When I first heard about the Denniston Fellowship, I immediately realized that this program had been created for me. My family immigrated from Syria, and it was important to my parents that I had access to a broader range of opportunities than they did. So from a young age education has been very important to me. In college I was drawn to classes that focused on reading, writing, and critical thinking, which is why I began to think about law school as an option. When I eventually made it to law school, I did very well academically but I didn’t have a network or parents who had a network, so the bigger picture in terms of my career wasn’t immediately clear to me.

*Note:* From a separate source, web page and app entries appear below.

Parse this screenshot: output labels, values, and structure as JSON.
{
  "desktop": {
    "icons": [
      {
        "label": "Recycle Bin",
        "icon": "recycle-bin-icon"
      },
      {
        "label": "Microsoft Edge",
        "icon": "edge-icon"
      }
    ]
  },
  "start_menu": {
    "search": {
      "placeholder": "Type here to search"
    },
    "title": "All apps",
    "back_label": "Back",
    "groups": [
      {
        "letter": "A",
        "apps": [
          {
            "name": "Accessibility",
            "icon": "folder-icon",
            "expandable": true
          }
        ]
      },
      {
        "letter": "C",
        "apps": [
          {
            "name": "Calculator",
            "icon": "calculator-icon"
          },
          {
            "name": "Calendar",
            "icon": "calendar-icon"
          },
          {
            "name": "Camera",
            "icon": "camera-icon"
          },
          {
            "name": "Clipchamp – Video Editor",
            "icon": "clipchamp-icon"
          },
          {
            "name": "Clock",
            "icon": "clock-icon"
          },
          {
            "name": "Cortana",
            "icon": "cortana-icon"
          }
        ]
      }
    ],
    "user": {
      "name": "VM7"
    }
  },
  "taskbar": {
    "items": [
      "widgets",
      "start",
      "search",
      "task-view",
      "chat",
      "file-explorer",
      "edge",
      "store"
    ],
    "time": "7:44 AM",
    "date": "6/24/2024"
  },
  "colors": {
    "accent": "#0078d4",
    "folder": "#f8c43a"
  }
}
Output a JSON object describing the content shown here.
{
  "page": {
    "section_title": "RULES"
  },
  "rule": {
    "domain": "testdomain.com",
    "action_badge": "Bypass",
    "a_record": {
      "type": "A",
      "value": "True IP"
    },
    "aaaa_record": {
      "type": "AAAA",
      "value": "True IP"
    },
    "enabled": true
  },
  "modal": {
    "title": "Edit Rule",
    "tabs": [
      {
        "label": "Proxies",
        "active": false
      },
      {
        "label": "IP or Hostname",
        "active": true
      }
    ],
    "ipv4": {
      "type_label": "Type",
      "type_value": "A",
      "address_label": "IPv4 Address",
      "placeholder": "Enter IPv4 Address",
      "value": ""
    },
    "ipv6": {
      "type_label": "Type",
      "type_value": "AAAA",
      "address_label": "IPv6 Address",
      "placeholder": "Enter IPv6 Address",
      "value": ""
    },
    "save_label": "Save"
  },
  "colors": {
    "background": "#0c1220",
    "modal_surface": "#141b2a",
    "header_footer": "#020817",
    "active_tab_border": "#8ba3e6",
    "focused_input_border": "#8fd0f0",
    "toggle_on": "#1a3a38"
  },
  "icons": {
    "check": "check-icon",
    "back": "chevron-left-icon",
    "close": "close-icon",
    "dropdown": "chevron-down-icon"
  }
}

In the second year of law school, when most big firms recruit law students through on-campus interviews (better known as OCIs), I was the top of my class, but I still didn’t have a clear idea about what my next steps should be. Because of this, I did not participate in OCIs. It was only after I missed the opportunity to apply and interview with these firms that I truly realized what it was exactly that I had bypassed. So when I first heard about the GE opportunity it felt almost miraculous. I knew it would be a beneficial experience, but I saw it more as a vehicle to big law. Now I know what I didn’t know then about working in-house, and how that would be invaluable in gaining an appreciation for the bigger picture of the legal ecosystem. After the fellowship, as a DePaul Law School graduate, getting one offer from a top-tier law firm was special – let alone four!
There were also intangible benefits from the experience. A major one was that it built my personal confidence and helped me realize that I belong in this profession and doing this kind of work.
Our other partners in the program are the six law schools in Chicago. The law schools benefit from providing their students with a unique career opportunity. We received a commitment from the partner law firms that a candidate from any of the six schools would be considered for an associate position with the firms. In selecting the fellow, we certainly look at GPA, as well as work and law school experience, but we really believe that diversity of thought and experience is equally important. Before publicly launching the program, we called in representatives from the four law firms and the six law schools to ensure that all of the stakeholders were aligned. Having everyone on the same page was essential to the success of the program.
We now have our second fellow in place, who started in August 2016 and graduated from Chicago-Kent College of Law. We completed our recruiting for the third fellow and are currently making a tough decision between the three outstanding finalists for the position. I feel we have proven the concept and now the idea is to spread it. We are starting to expand the program within GE and we also welcome other companies adopting our approach.